→ **EXERCISE DETAILS**
Read the records beneath this task and copy every line that contains the string "Feeling".

(Element data from apps and pages)
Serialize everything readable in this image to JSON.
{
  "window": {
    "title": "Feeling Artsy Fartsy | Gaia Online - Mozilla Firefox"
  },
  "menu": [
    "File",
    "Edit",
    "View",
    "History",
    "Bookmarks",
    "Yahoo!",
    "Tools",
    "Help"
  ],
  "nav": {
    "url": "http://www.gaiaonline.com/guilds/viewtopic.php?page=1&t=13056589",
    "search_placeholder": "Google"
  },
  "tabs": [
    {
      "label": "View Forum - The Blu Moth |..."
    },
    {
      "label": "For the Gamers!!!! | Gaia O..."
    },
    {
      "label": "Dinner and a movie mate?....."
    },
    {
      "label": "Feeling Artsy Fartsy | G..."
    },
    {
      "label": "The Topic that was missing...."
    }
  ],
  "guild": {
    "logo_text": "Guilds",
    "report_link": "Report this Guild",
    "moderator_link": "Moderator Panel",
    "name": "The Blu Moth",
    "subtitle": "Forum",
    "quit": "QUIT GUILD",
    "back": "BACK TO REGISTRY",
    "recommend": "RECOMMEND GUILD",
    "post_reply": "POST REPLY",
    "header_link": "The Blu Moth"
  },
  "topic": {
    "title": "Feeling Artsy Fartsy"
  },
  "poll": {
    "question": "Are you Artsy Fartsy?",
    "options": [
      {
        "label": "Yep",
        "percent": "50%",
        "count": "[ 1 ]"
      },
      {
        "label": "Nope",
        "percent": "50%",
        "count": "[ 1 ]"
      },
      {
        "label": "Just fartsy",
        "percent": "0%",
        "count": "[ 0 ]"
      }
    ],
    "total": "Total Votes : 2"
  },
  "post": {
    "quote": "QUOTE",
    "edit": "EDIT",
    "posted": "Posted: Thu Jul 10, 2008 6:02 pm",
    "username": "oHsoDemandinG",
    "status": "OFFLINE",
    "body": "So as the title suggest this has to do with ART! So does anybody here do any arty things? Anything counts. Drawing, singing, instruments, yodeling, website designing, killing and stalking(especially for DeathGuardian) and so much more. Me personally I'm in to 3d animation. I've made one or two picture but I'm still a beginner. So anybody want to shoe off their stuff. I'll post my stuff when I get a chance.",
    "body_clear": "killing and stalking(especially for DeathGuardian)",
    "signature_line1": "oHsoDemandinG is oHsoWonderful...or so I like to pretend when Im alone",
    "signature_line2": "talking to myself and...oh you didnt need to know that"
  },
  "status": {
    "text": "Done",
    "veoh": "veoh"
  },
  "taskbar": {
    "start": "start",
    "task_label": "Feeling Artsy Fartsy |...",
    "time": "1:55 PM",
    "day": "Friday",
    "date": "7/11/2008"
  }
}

→ **ANSWER BOX**
    "title": "Feeling Artsy Fartsy | Gaia Online - Mozilla Firefox"
      "label": "Feeling Artsy Fartsy | G..."
    "title": "Feeling Artsy Fartsy"
    "task_label": "Feeling Artsy Fartsy |...",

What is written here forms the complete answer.